Then there’s the issue of Ryan’s having accepted by now over $1 million in contributions, some of these from some of the most unsavory sources, namely, Palantir corporation headed by the extreme right wing billionaire Peter Thiel. Ryan, to be fair, has distanced himself from Thiel whom he has correctly characterized as “a lunatic.” But the presence of more conventionally predatory private equity outfits such Lone Pine Capital or white shoe law and lobbying firms certainly doesn’t inspire confidence of Ryan’s commitment to challenge the power of the 1%.

For these reasons and others I’m not willing to accept on face value Mr. Hunter’s characterization of Ryan as a progressive. What I am willing to accept (political hyperbole aside) are Mr. Hunter’s assurances that Ryan “is a local product. War hero, and job creator.”


That said, it’s worth noting an oddity which is that Mr. Hunter seems to assume that “jobs creator” will be taken as an accolade.

Is he not aware that this was the exact phrase the Republicans deployed in 2012 to promote the candidacy of billionaire investor Mitt Romney and to justify his proposal for another round of tax cuts to their 1% base?

We’re all familiar with the characterization of the Democrats as Eisenhower Republican party of 1950s, the Gerald Ford Republicans of 1970 and even the Bob Dole Republican Party of the 1990s. But the post G.W. Bush, ultra-right Republican Party of 2011?

Suffice to say that this sort of rhetoric (1) recalls nothing so much as Harry Truman’s classic remark that “If it’s a choice between a genuine Republican, and a Republican in Democratic clothing, the people will choose the genuine article, every time.”

I’ll conclude this with a disclosure which might surprise Mr. Hunter: I am by no mean opposed to Mr. Ryan’s candidacy, and could very well end up supporting it. But if I do, I will be for the legitimate argument he provides, namely that Ryan may well be the candidate most able to accomplish what we all agree is absolutely crucial: defeating John Faso.

If that’s so, there is a strong basis for supporting him.

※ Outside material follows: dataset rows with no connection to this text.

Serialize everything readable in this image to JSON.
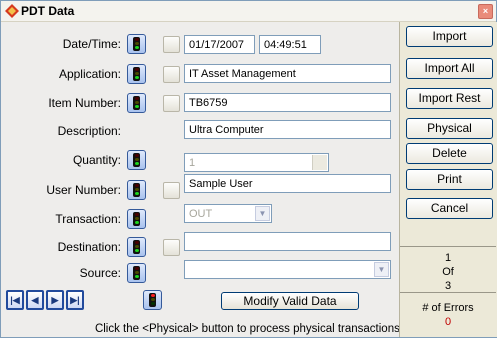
{
  "window": {
    "title": "PDT Data",
    "close_label": "×",
    "accent": "#c80000"
  },
  "form": {
    "datetime": {
      "label": "Date/Time:",
      "date": "01/17/2007",
      "time": "04:49:51"
    },
    "application": {
      "label": "Application:",
      "value": "IT Asset Management"
    },
    "item_number": {
      "label": "Item Number:",
      "value": "TB6759"
    },
    "description": {
      "label": "Description:",
      "value": "Ultra Computer"
    },
    "quantity": {
      "label": "Quantity:",
      "value": "1"
    },
    "user_number": {
      "label": "User Number:",
      "value": "Sample User"
    },
    "transaction": {
      "label": "Transaction:",
      "value": "OUT"
    },
    "destination": {
      "label": "Destination:",
      "value": ""
    },
    "source": {
      "label": "Source:",
      "value": ""
    }
  },
  "nav": {
    "first_icon": "first-record-icon",
    "prev_icon": "previous-record-icon",
    "next_icon": "next-record-icon",
    "last_icon": "last-record-icon",
    "modify_label": "Modify Valid Data"
  },
  "actions": {
    "import": "Import",
    "import_all": "Import All",
    "import_rest": "Import Rest",
    "physical": "Physical",
    "delete": "Delete",
    "print": "Print",
    "cancel": "Cancel"
  },
  "counter": {
    "current": "1",
    "of": "Of",
    "total": "3"
  },
  "errors": {
    "label": "# of Errors",
    "value": "0"
  },
  "status_text": "Click the <Physical> button to process physical transactions!"
}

I may very well do so albeit with the expectation-as alluded to in my piece-that real progressive change will require his being primaried in 2022 with a candidate who does not just give lip service to the Sanders agenda, but demonstrates in his votes that he is truly committed to it.

In the meantime, if the Ryan campaign expects to convince those of us in the Sanders camp to support him, I would urge them to remember what they have learned in kindergarten and seem to have forgotten: honesty, as always, is the best policy.

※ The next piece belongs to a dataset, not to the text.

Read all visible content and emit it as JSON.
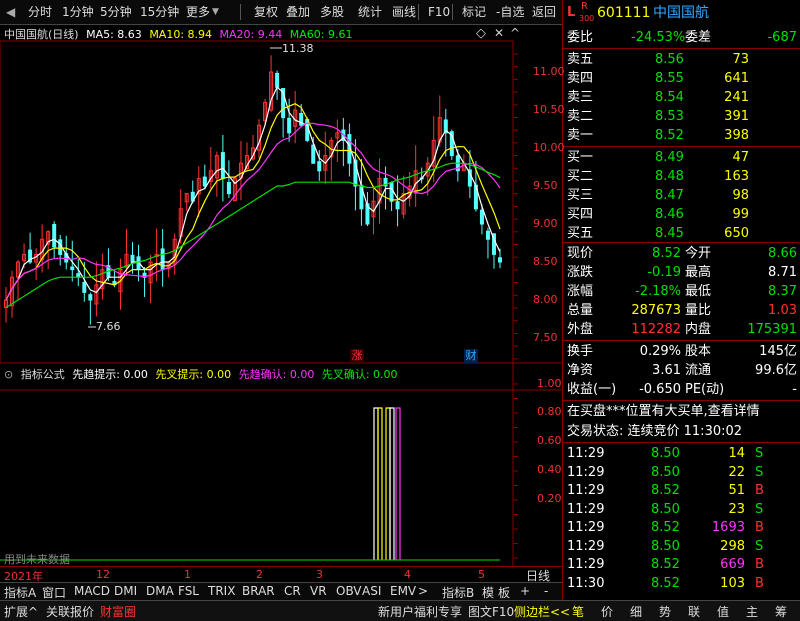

1)I would have been hesitant to raise this objection had not another commenter on the same Facebook thread referred to her preferred candidate, the former Citigroup executive Bryan Flynn, in nearly identical terms. Outraged by my description of his firm’s having outsourced jobs to low wage North Carolina-not to mention still lower waged Dominican Republic, this commenter suggests that Flynn “is totally progressive and interested in creating jobs opportunities and businesses . . .(but)  he should not be expected to stand and watch his business erode and not generate a profit . . . we can try to change what is to create jobs and opportunities.” John Faso would, of course, agree with this sentiment while also ridiculing Flynn for his hypocrisy.